Low-Sugar Ketchup Makes Profitable Splash

YERUSHALAYIM -

Less sugar and salt is good for you, and it’s good for the food business too, according to a new survey reported by Globes on Monday.

In response to a Health Ministry initiative which will soon require manufacturers to label products containing large quantities of sugar and salt, Osem and Heinz came out with low-sugar ketchup.

According to figures from Storenext, in the first week of July, two months after the product launch, the market share of Osem’s low-sugar ketchup reached 10.7 percent, while the Heinz counterpart reached 3 percent, six months after launch.

Although the new items derived took away some of the sales from regular ketchup, the overall impact was positive, boosting total ketchup sales, which had been in decline for a year.

The Heinz version contains 50 percent less sugar and 25 percent less sodium than Heinz’s regular ketchup, and uses the sweetener stevia. The wholesale price was 15 percent above the company’s regular ketchup, which made the retail price correspondingly higher.

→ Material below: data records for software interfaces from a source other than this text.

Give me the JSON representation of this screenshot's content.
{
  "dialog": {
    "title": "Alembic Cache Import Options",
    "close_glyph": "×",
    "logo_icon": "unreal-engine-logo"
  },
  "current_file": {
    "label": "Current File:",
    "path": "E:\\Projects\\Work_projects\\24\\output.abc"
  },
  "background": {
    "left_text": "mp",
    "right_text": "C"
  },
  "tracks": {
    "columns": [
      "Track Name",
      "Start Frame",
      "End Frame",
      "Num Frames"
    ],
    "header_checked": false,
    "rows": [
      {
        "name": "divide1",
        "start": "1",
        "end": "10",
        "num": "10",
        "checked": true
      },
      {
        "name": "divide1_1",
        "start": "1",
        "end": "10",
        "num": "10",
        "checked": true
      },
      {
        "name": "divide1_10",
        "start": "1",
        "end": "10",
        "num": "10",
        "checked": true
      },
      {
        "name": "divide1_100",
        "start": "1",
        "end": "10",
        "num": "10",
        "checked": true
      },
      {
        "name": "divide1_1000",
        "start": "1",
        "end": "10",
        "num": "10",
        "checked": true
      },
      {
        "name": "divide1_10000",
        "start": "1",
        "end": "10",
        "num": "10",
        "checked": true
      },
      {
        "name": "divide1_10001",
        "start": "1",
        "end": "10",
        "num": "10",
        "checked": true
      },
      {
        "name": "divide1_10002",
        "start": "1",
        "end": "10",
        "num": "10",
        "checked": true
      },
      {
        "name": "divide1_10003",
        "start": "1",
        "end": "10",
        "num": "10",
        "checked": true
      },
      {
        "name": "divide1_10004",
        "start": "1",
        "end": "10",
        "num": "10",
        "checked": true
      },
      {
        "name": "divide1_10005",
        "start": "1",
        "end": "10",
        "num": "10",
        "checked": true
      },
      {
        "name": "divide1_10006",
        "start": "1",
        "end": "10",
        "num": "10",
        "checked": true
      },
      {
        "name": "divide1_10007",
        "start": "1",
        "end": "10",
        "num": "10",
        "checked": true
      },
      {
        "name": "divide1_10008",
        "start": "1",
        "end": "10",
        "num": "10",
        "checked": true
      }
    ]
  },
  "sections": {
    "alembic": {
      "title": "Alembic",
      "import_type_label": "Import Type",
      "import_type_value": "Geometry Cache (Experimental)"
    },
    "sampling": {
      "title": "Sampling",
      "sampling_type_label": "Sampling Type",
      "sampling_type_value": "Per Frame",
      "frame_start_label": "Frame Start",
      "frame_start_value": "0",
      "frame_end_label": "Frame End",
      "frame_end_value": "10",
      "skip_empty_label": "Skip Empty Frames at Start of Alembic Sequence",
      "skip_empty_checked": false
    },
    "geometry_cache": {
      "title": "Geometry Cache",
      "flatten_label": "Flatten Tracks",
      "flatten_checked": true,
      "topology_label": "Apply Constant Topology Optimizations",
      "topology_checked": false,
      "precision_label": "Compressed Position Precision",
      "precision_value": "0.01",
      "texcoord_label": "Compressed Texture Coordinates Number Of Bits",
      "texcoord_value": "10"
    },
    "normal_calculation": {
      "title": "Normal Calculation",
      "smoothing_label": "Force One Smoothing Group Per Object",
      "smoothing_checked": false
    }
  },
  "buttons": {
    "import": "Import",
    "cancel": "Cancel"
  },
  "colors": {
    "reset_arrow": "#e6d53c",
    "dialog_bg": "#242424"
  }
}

Osem Nestle followed a few months later with its healthier ketchup, which is free of artificial sweetener.

Despite claims that it would be sold at the same price as its regular ketchup, Globes quoted Pricez, which pegged the average price of Osem’s regular ketchup at NIS 10.80 for a 750 gram bottle, whereas the 710-gram bottle of the low-sugar version was selling for NIS 12.50.

The ketchup industry — estimated at an annual net worth of 220 million shekels — took another hit last week when the Knesset Health Committee decided to ban the serving of ketchup in after-school care programs. It was put on the list of banned foods, along with sweetened beverages, chocolate spreads and soups made from soup powders. The companies are expected to apply for an exception for their low-sugar products.